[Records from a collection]
☆ ☆ ☆ ☆ ☆

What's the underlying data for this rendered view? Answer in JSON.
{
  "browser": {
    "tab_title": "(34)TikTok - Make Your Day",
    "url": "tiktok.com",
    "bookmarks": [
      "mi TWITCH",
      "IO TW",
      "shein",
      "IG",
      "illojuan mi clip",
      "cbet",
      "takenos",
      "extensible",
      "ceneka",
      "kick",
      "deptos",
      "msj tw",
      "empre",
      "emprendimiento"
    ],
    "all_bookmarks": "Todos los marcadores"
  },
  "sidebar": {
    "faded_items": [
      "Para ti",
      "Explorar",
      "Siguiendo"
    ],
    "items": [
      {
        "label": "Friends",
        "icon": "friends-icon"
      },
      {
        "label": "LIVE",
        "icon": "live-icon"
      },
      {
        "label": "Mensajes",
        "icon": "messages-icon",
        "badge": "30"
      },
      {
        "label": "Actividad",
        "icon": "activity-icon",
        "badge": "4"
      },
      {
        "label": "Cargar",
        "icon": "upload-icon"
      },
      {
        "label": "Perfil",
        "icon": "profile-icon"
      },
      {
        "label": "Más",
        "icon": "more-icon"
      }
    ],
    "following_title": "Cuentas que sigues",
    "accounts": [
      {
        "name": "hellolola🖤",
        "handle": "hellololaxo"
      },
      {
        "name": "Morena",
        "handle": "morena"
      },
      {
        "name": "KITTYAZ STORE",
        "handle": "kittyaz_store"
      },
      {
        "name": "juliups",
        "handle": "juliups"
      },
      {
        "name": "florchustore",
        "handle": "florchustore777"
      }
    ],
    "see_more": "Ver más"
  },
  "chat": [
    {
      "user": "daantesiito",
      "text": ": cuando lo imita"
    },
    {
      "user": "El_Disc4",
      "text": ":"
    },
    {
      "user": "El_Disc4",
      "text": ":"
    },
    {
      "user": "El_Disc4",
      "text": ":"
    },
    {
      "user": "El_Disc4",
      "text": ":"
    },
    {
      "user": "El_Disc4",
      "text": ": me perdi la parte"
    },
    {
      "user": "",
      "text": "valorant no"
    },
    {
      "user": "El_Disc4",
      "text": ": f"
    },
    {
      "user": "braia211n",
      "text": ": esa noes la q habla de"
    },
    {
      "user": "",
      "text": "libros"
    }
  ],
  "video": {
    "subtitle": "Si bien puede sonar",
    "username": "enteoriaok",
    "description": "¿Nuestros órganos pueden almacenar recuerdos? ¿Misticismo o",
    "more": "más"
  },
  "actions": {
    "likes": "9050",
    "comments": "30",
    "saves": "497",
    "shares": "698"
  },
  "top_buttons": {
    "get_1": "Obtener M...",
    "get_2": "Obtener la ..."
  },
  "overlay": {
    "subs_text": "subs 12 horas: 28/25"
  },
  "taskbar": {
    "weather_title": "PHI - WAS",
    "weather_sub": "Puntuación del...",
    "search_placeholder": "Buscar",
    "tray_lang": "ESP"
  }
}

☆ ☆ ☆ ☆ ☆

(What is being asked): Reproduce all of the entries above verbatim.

(Task answer):
What's the underlying data for this rendered view? Answer in JSON.
{
  "browser": {
    "tab_title": "(34)TikTok - Make Your Day",
    "url": "tiktok.com",
    "bookmarks": [
      "mi TWITCH",
      "IO TW",
      "shein",
      "IG",
      "illojuan mi clip",
      "cbet",
      "takenos",
      "extensible",
      "ceneka",
      "kick",
      "deptos",
      "msj tw",
      "empre",
      "emprendimiento"
    ],
    "all_bookmarks": "Todos los marcadores"
  },
  "sidebar": {
    "faded_items": [
      "Para ti",
      "Explorar",
      "Siguiendo"
    ],
    "items": [
      {
        "label": "Friends",
        "icon": "friends-icon"
      },
      {
        "label": "LIVE",
        "icon": "live-icon"
      },
      {
        "label": "Mensajes",
        "icon": "messages-icon",
        "badge": "30"
      },
      {
        "label": "Actividad",
        "icon": "activity-icon",
        "badge": "4"
      },
      {
        "label": "Cargar",
        "icon": "upload-icon"
      },
      {
        "label": "Perfil",
        "icon": "profile-icon"
      },
      {
        "label": "Más",
        "icon": "more-icon"
      }
    ],
    "following_title": "Cuentas que sigues",
    "accounts": [
      {
        "name": "hellolola🖤",
        "handle": "hellololaxo"
      },
      {
        "name": "Morena",
        "handle": "morena"
      },
      {
        "name": "KITTYAZ STORE",
        "handle": "kittyaz_store"
      },
      {
        "name": "juliups",
        "handle": "juliups"
      },
      {
        "name": "florchustore",
        "handle": "florchustore777"
      }
    ],
    "see_more": "Ver más"
  },
  "chat": [
    {
      "user": "daantesiito",
      "text": ": cuando lo imita"
    },
    {
      "user": "El_Disc4",
      "text": ":"
    },
    {
      "user": "El_Disc4",
      "text": ":"
    },
    {
      "user": "El_Disc4",
      "text": ":"
    },
    {
      "user": "El_Disc4",
      "text": ":"
    },
    {
      "user": "El_Disc4",
      "text": ": me perdi la parte"
    },
    {
      "user": "",
      "text": "valorant no"
    },
    {
      "user": "El_Disc4",
      "text": ": f"
    },
    {
      "user": "braia211n",
      "text": ": esa noes la q habla de"
    },
    {
      "user": "",
      "text": "libros"
    }
  ],
  "video": {
    "subtitle": "Si bien puede sonar",
    "username": "enteoriaok",
    "description": "¿Nuestros órganos pueden almacenar recuerdos? ¿Misticismo o",
    "more": "más"
  },
  "actions": {
    "likes": "9050",
    "comments": "30",
    "saves": "497",
    "shares": "698"
  },
  "top_buttons": {
    "get_1": "Obtener M...",
    "get_2": "Obtener la ..."
  },
  "overlay": {
    "subs_text": "subs 12 horas: 28/25"
  },
  "taskbar": {
    "weather_title": "PHI - WAS",
    "weather_sub": "Puntuación del...",
    "search_placeholder": "Buscar",
    "tray_lang": "ESP"
  }
}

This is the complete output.